Exercise goal: All of the data should be copied exactly, with the pictures left out.

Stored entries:
◆ ◆ ◆ ◆

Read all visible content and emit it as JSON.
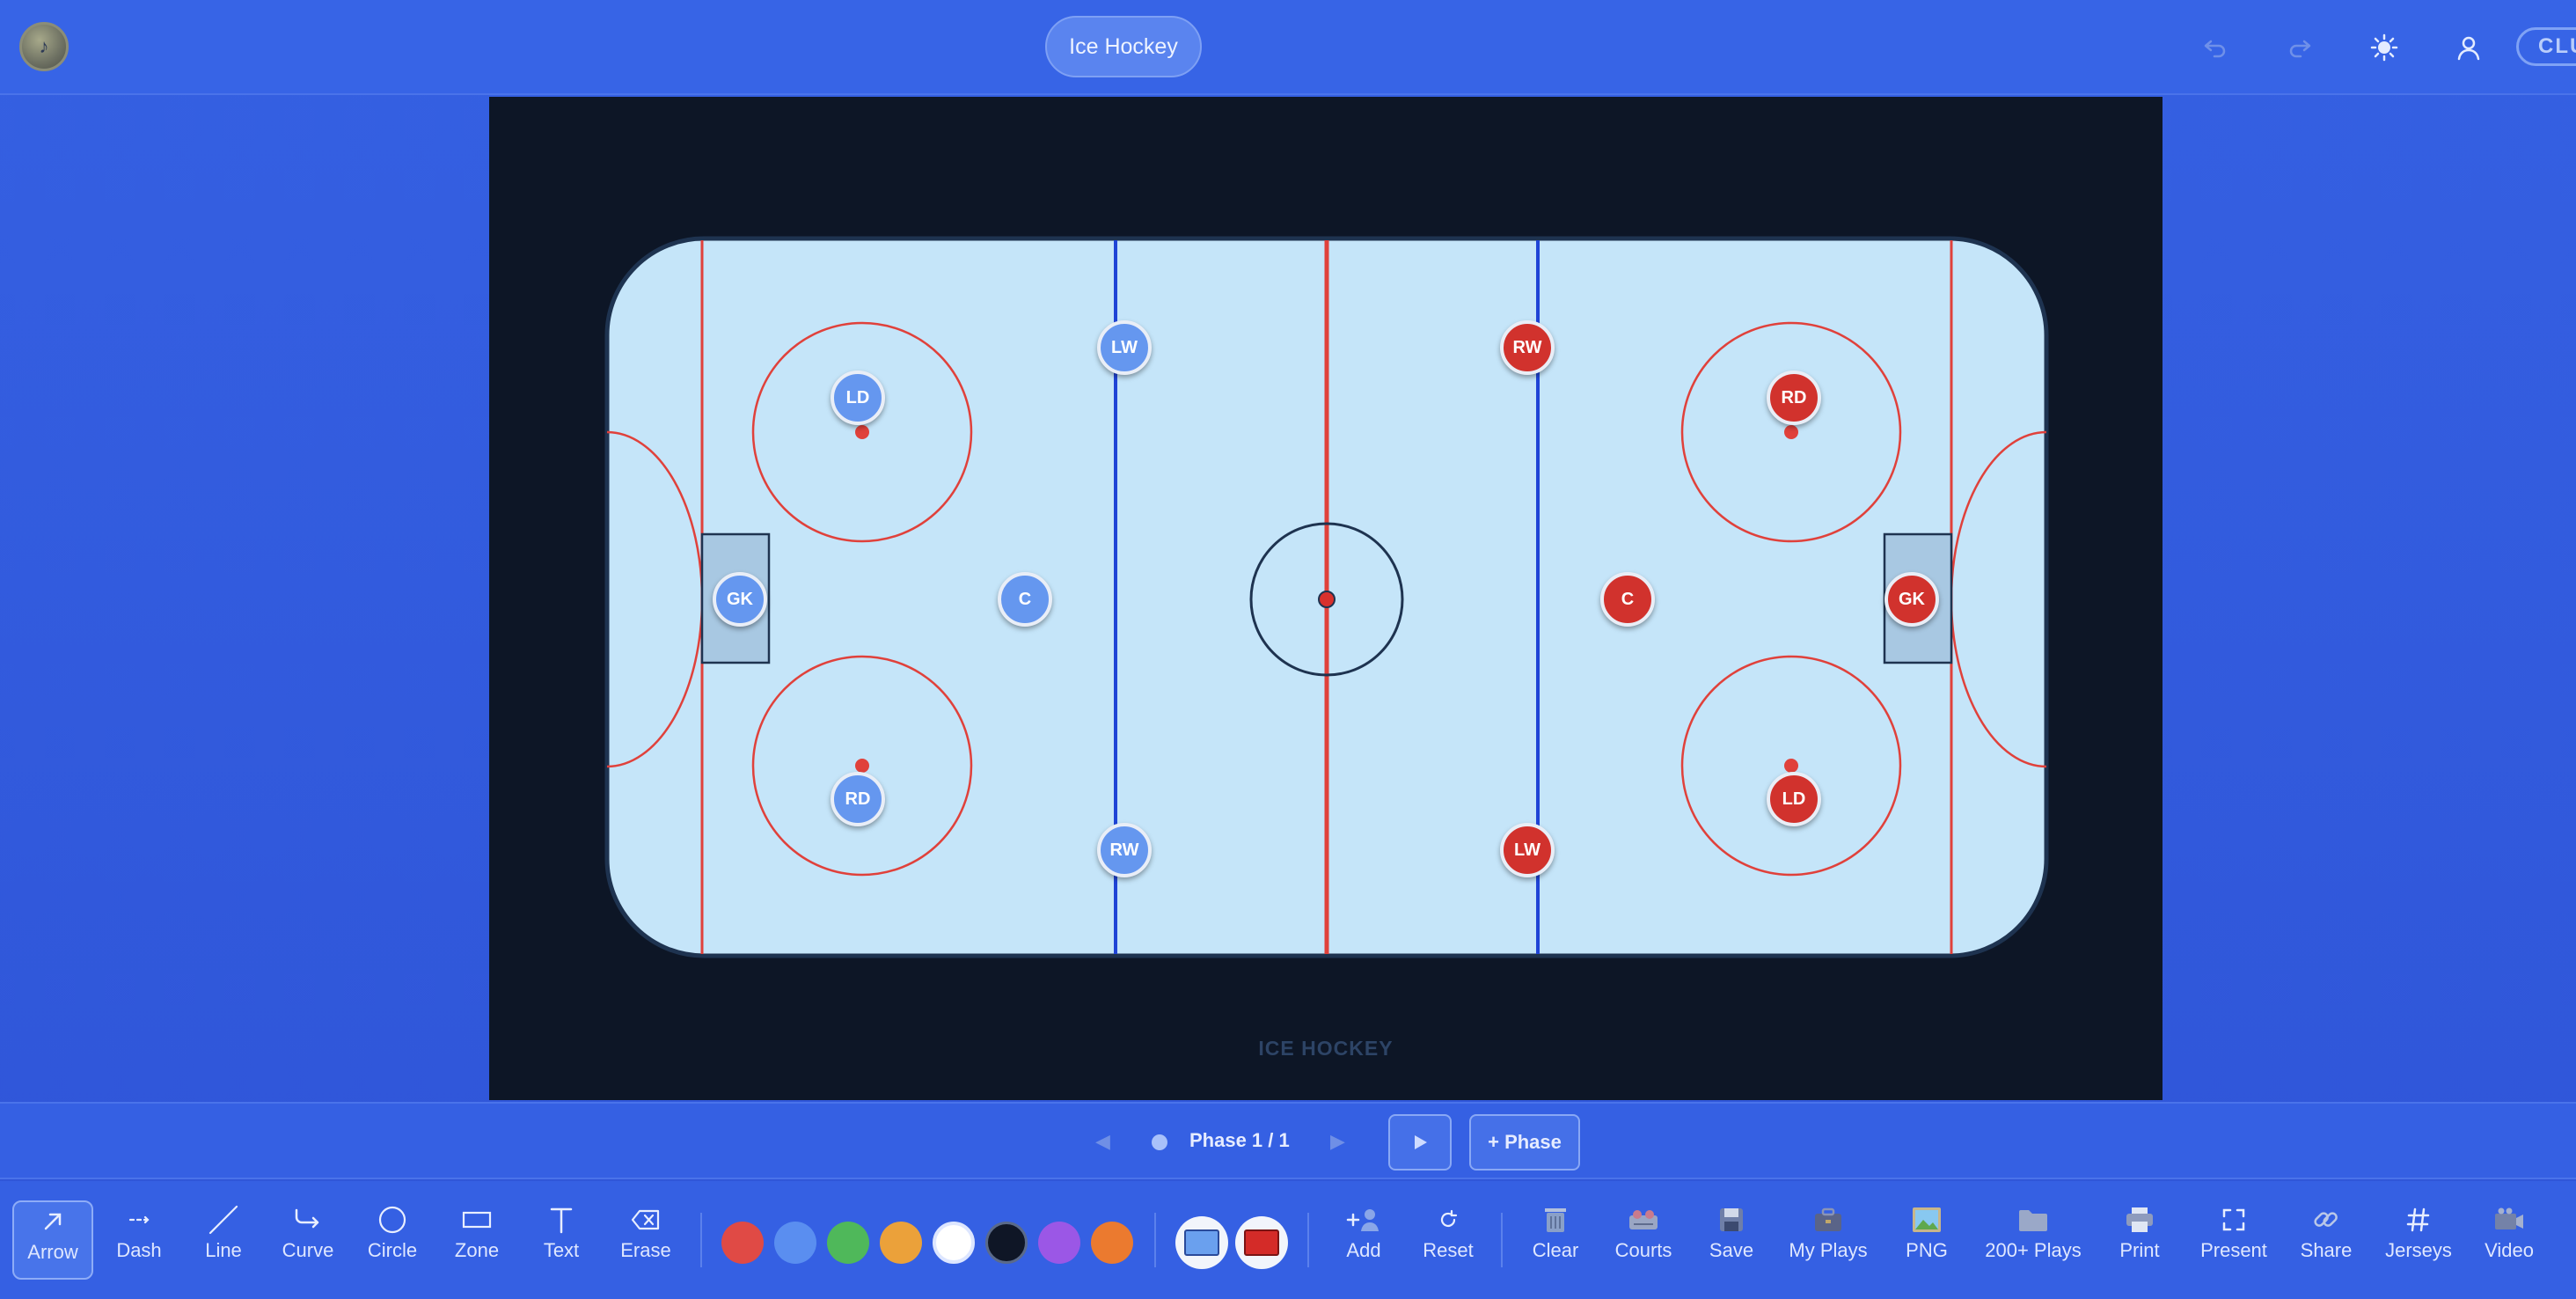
{
  "header": {
    "sport_label": "Ice Hockey",
    "club_label": "CLU",
    "icons": [
      "undo-icon",
      "redo-icon",
      "theme-sun-icon",
      "user-icon"
    ]
  },
  "rink": {
    "caption": "ICE HOCKEY",
    "colors": {
      "ice": "#c5e5f9",
      "boards": "#1e3350",
      "red_line": "#e0413b",
      "blue_line": "#1f44d6",
      "background": "#0d1626"
    }
  },
  "players": {
    "blue_team": [
      {
        "label": "LW"
      },
      {
        "label": "LD"
      },
      {
        "label": "GK"
      },
      {
        "label": "C"
      },
      {
        "label": "RD"
      },
      {
        "label": "RW"
      }
    ],
    "red_team": [
      {
        "label": "RW"
      },
      {
        "label": "RD"
      },
      {
        "label": "C"
      },
      {
        "label": "GK"
      },
      {
        "label": "LD"
      },
      {
        "label": "LW"
      }
    ],
    "colors": {
      "blue": "#6597ef",
      "red": "#d1322d"
    }
  },
  "phase": {
    "label": "Phase 1 / 1",
    "prev_icon": "chevron-left-icon",
    "next_icon": "chevron-right-icon",
    "play_icon": "play-icon",
    "add_label": "+ Phase"
  },
  "toolbar": {
    "draw_tools": [
      {
        "label": "Arrow",
        "icon": "arrow-icon",
        "active": true
      },
      {
        "label": "Dash",
        "icon": "dash-icon"
      },
      {
        "label": "Line",
        "icon": "line-icon"
      },
      {
        "label": "Curve",
        "icon": "curve-icon"
      },
      {
        "label": "Circle",
        "icon": "circle-icon"
      },
      {
        "label": "Zone",
        "icon": "zone-icon"
      },
      {
        "label": "Text",
        "icon": "text-icon"
      },
      {
        "label": "Erase",
        "icon": "erase-icon"
      }
    ],
    "colors": [
      "#e04a45",
      "#5a8ef0",
      "#4fb85a",
      "#eba13a",
      "#ffffff",
      "#0f1626",
      "#9b57e6",
      "#eb7a2f"
    ],
    "selected_color": "#ffffff",
    "team_colors": [
      "#6aa0ee",
      "#d42b28"
    ],
    "actions": [
      {
        "label": "Add",
        "icon": "add-player-icon"
      },
      {
        "label": "Reset",
        "icon": "reset-icon"
      },
      {
        "label": "Clear",
        "icon": "trash-icon"
      },
      {
        "label": "Courts",
        "icon": "courts-icon"
      },
      {
        "label": "Save",
        "icon": "save-icon"
      },
      {
        "label": "My Plays",
        "icon": "briefcase-icon"
      },
      {
        "label": "PNG",
        "icon": "image-icon"
      },
      {
        "label": "200+ Plays",
        "icon": "folder-icon"
      },
      {
        "label": "Print",
        "icon": "printer-icon"
      },
      {
        "label": "Present",
        "icon": "fullscreen-icon"
      },
      {
        "label": "Share",
        "icon": "link-icon"
      },
      {
        "label": "Jerseys",
        "icon": "hash-icon"
      },
      {
        "label": "Video",
        "icon": "video-icon"
      }
    ]
  }
}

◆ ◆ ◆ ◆

Answer for the task:
Read all visible content and emit it as JSON.
{
  "header": {
    "sport_label": "Ice Hockey",
    "club_label": "CLU",
    "icons": [
      "undo-icon",
      "redo-icon",
      "theme-sun-icon",
      "user-icon"
    ]
  },
  "rink": {
    "caption": "ICE HOCKEY",
    "colors": {
      "ice": "#c5e5f9",
      "boards": "#1e3350",
      "red_line": "#e0413b",
      "blue_line": "#1f44d6",
      "background": "#0d1626"
    }
  },
  "players": {
    "blue_team": [
      {
        "label": "LW"
      },
      {
        "label": "LD"
      },
      {
        "label": "GK"
      },
      {
        "label": "C"
      },
      {
        "label": "RD"
      },
      {
        "label": "RW"
      }
    ],
    "red_team": [
      {
        "label": "RW"
      },
      {
        "label": "RD"
      },
      {
        "label": "C"
      },
      {
        "label": "GK"
      },
      {
        "label": "LD"
      },
      {
        "label": "LW"
      }
    ],
    "colors": {
      "blue": "#6597ef",
      "red": "#d1322d"
    }
  },
  "phase": {
    "label": "Phase 1 / 1",
    "prev_icon": "chevron-left-icon",
    "next_icon": "chevron-right-icon",
    "play_icon": "play-icon",
    "add_label": "+ Phase"
  },
  "toolbar": {
    "draw_tools": [
      {
        "label": "Arrow",
        "icon": "arrow-icon",
        "active": true
      },
      {
        "label": "Dash",
        "icon": "dash-icon"
      },
      {
        "label": "Line",
        "icon": "line-icon"
      },
      {
        "label": "Curve",
        "icon": "curve-icon"
      },
      {
        "label": "Circle",
        "icon": "circle-icon"
      },
      {
        "label": "Zone",
        "icon": "zone-icon"
      },
      {
        "label": "Text",
        "icon": "text-icon"
      },
      {
        "label": "Erase",
        "icon": "erase-icon"
      }
    ],
    "colors": [
      "#e04a45",
      "#5a8ef0",
      "#4fb85a",
      "#eba13a",
      "#ffffff",
      "#0f1626",
      "#9b57e6",
      "#eb7a2f"
    ],
    "selected_color": "#ffffff",
    "team_colors": [
      "#6aa0ee",
      "#d42b28"
    ],
    "actions": [
      {
        "label": "Add",
        "icon": "add-player-icon"
      },
      {
        "label": "Reset",
        "icon": "reset-icon"
      },
      {
        "label": "Clear",
        "icon": "trash-icon"
      },
      {
        "label": "Courts",
        "icon": "courts-icon"
      },
      {
        "label": "Save",
        "icon": "save-icon"
      },
      {
        "label": "My Plays",
        "icon": "briefcase-icon"
      },
      {
        "label": "PNG",
        "icon": "image-icon"
      },
      {
        "label": "200+ Plays",
        "icon": "folder-icon"
      },
      {
        "label": "Print",
        "icon": "printer-icon"
      },
      {
        "label": "Present",
        "icon": "fullscreen-icon"
      },
      {
        "label": "Share",
        "icon": "link-icon"
      },
      {
        "label": "Jerseys",
        "icon": "hash-icon"
      },
      {
        "label": "Video",
        "icon": "video-icon"
      }
    ]
  }
}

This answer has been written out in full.